Without Fox News over these last 20 years, the shape of American politics would be far different. The heretofore unanimously liberal media suddenly had a counterweight, and, much to their horror, this uppity network soon had surpassed all of its rivals in cable news — combined.
The era of unchallenged liberal enlightenment was over. Ailes was accused of making American dumber, angrier and more bigoted.
One notable Ailes critic really stretched reality beyond the breaking point. The New York Times — just off a successful crusade to get Bill O'Reilly fired — recruited Monica Lewinsky to blame Ailes for her plight in 1998. Her piece in the Times was not an obituary for Ailes, she wrote, but "an obituary for the culture he purveyed."
You read that correctly.
The headline read "His Dream Was My Nightmare." A pull quote read, "Roger Ailes built a ratings juggernaut by exploiting me." In this preposterous telling of the story, Lewinsky was the innocent young woman tied to the train tracks by the nefarious forces at Fox News. Forget her complete lack of judgment. Forget her moral turpitude. Forget Bill Clinton, too. Blame Fox.

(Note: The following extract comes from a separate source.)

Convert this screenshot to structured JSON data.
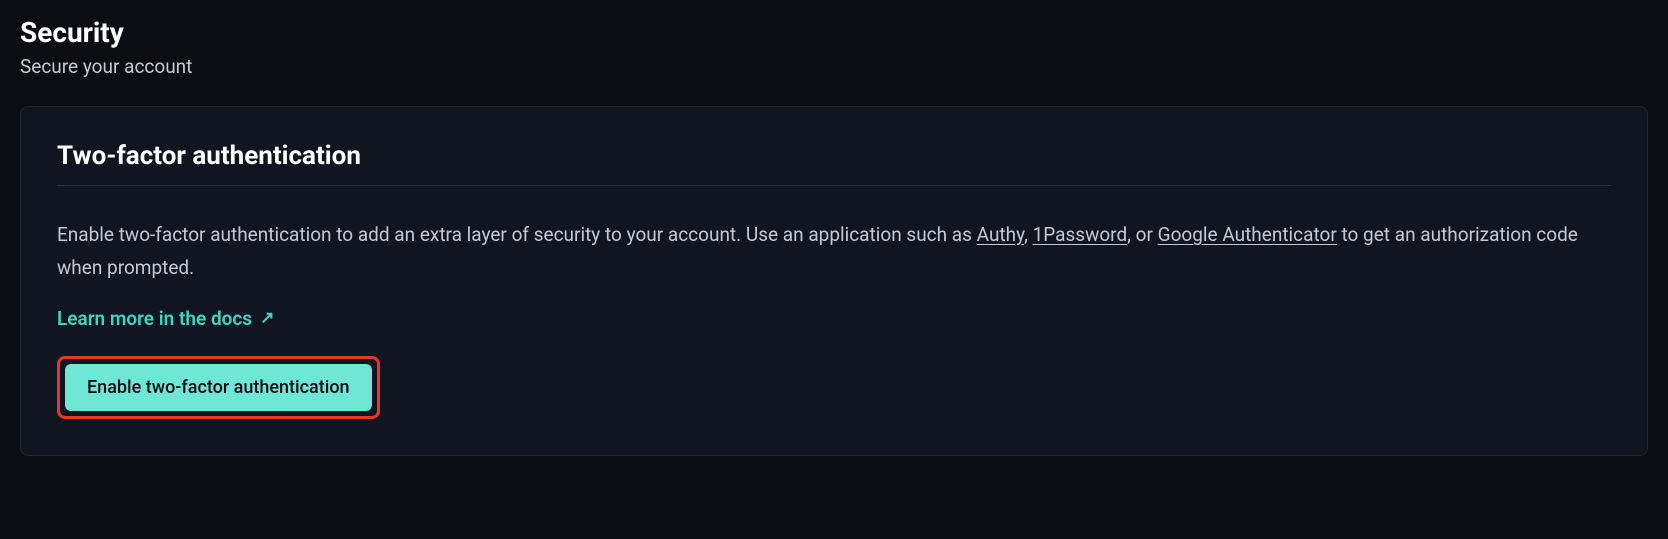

She wrote: "Just two years after Rupert Murdoch appointed Mr. Ailes to head the new cable news network, my relationship with President Bill Clinton became public. Mr. Ailes, a former Republican political operative, took the story of the affair and the trial that followed and made certain his anchors hammered it ceaselessly, 24 hours a day. It worked like magic: The story hooked viewers and made them Fox loyalists. For the past 15 years, Fox News has been the No. 1 news station; last year the network made about $2.3 billion."
All because of Monica Lewinsky?

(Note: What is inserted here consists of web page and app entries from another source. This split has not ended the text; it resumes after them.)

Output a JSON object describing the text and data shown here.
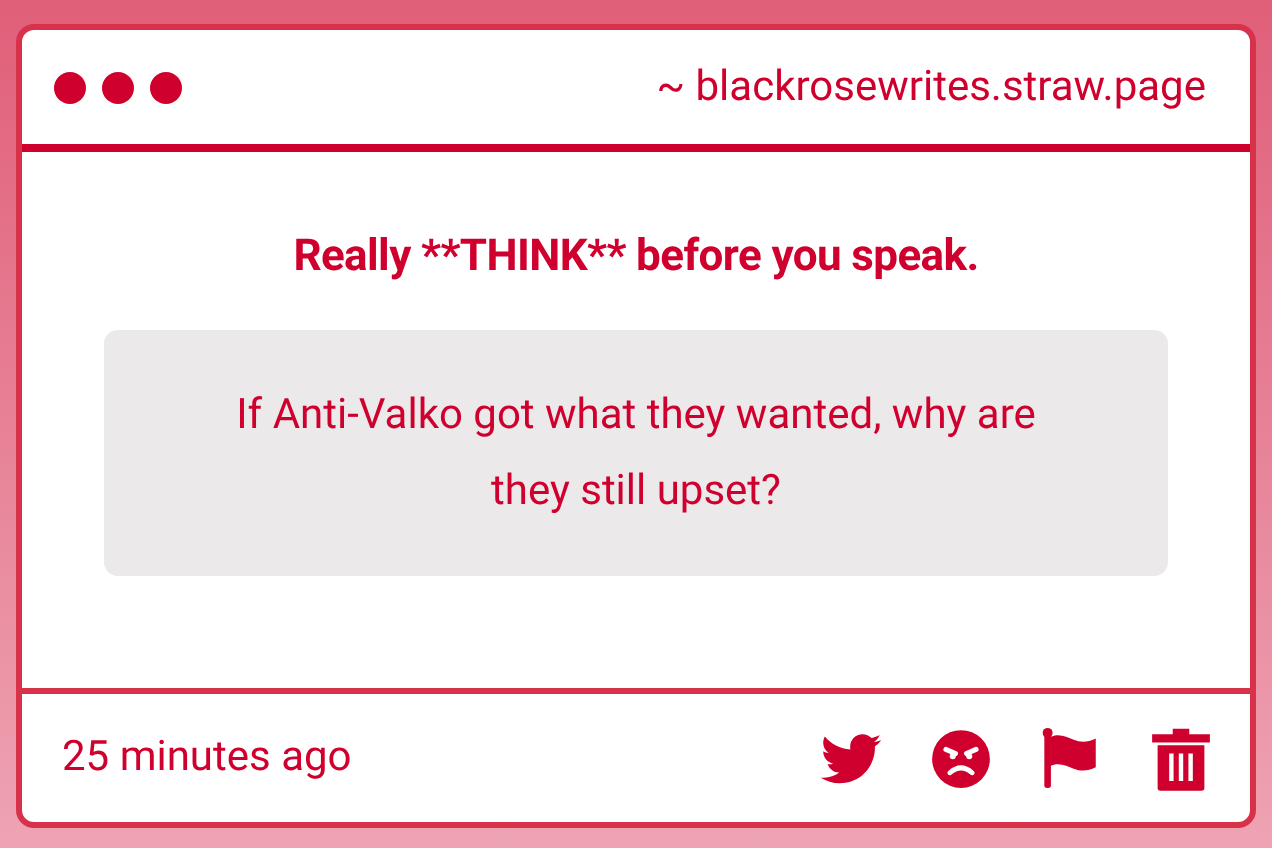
{
  "window": {
    "url": "~ blackrosewrites.straw.page"
  },
  "prompt": "Really **THINK** before you speak.",
  "message": "If Anti-Valko got what they wanted, why are they still upset?",
  "footer": {
    "time": "25 minutes ago",
    "actions": [
      {
        "kind": "twitter"
      },
      {
        "kind": "angry"
      },
      {
        "kind": "flag"
      },
      {
        "kind": "trash"
      }
    ]
  }
}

In her latest incarnation, Lewinsky is a victim of cyberbullying. She claims that's what she suffered at the hands of Clinton's critics. Is it cyberbullying to state she behaved like a complete slut, besmirching the honor of the Oval Office in the process?
Anyone who watched the news in 1998 knows that everyone in the media covered the Lewinsky scandal relentlessly. So, by Lewinsky's standard, everyone in the media was guilty of bullying and hooking viewers and padding their profits. Halfway through, she admits Fox was not alone. So why single out Fox and Ailes?
Lewinsky can be more upset with Fox because it didn't spin for Team Clinton and spend most of that year engaging in moral relativism, like, say, The New York Times, which pounded away at the puritanical Republicans and special prosecutor Kenneth Starr.
The rest of us remember ABC's Diane Sawyer asking Starr whether he was the "sex police" and insisting: "There was gambling in the casino in Casablanca and you are the only one who is shocked. We are not shocked." She suggested the public viewed the Starr Report as "demented pornography, pornography for Puritans."
Lewinsky complained that Fox took a poll in the first weeks of the intern scandal asking whether she was a "young tramp looking for thrills." That's blunt. But what other words does one use for an intern who Starr reported flashed her thong underwear at the married president of the United States at their first meeting and later performed oral sex for him? "Overachiever"?
Five days after his death, Monica Lewinsky accused Ailes of exploiting a "personal and national tragedy" for profit. She is a pathetic creature and the perfect foil for The New York Times.
L. Brent Bozell III is the president of the Media Research Center. Tim Graham is director of media analysis at the Media Research Center and executive editor of the blog NewsBusters.org.